2Department of Drug Science and Technology, University of Torino, 10125 Torino, Italy
3Biocenter, Division for Experimental Pathophysiology and Immunology, Laboratory of Autoimmunity, Medical University of Innsbruck, 6020 Innsbruck, Austria
4Department of Translational Medicine, Neurology Unit, “A. Avogadro” UPO, 28100 Novara, Italy

Received 20 May 2016; Accepted 8 June 2016

Academic Editor: Yao Yao

Copyright © 2016 Elena Boggio et al. This is an open access article distributed under the Creative Commons Attribution License, which permits unrestricted use, distribution, and reproduction in any medium, provided the original work is properly cited.

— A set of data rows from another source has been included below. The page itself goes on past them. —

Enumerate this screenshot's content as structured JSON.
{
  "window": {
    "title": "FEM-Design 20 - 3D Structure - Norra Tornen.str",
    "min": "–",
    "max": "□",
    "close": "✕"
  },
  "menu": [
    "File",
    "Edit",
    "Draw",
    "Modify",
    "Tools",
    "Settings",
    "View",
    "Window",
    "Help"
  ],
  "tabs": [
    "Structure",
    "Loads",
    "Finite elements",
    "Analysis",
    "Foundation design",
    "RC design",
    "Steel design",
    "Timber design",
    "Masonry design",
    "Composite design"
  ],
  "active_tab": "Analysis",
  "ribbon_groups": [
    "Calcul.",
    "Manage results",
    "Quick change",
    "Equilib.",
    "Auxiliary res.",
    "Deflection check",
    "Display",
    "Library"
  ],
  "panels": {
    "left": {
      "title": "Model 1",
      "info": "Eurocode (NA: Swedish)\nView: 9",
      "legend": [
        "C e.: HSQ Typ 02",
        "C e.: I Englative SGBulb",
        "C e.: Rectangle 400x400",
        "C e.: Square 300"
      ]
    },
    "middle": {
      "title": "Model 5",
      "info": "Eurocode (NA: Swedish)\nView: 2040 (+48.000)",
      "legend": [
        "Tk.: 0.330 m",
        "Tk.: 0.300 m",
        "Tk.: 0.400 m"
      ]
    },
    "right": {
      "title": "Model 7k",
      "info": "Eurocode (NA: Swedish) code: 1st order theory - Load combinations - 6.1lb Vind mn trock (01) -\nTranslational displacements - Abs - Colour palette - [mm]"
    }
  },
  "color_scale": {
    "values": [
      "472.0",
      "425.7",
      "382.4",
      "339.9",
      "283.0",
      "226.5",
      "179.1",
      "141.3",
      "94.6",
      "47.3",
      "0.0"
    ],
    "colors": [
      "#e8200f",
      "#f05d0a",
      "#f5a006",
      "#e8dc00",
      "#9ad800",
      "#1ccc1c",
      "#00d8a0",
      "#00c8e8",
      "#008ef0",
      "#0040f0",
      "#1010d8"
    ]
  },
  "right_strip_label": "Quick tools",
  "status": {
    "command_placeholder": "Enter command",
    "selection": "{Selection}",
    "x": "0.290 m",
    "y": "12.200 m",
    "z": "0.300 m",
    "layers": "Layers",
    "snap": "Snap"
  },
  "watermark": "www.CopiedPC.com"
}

Osteopontin is a proinflammatory cytokine and plays a pathogenetic role in multiple sclerosis and its animal model, experimental autoimmune encephalomyelitis (EAE), by recruiting autoreactive T cells into the central nervous system. Osteopontin functions are modulated by thrombin cleavage generating N- and C-terminal fragment, whose individual roles are only partly known. Published data are difficult to compare since they have been obtained with heterogeneous approaches. Interestingly, thrombin cleavage of osteopontin unmasks a cryptic domain of interaction with α4β1 integrin that is the main adhesion molecule involved in lymphocyte transmigration to the brain and is the target for natalizumab, the most potent drug preventing relapses. We produced recombinant osteopontin and its N- and C-terminal fragments in an eukaryotic system in order to allow their posttranslational modifications. We investigated, in vitro, their effect on human cells and in vivo in EAE. We found that the osteopontin cleavage plays a key role in the function of this cytokine and that the two fragments exert distinct effects both in vitro and in vivo. These findings suggest that drugs targeting each fragment may be used to fine-tune the pathological effects of osteopontin in several diseases.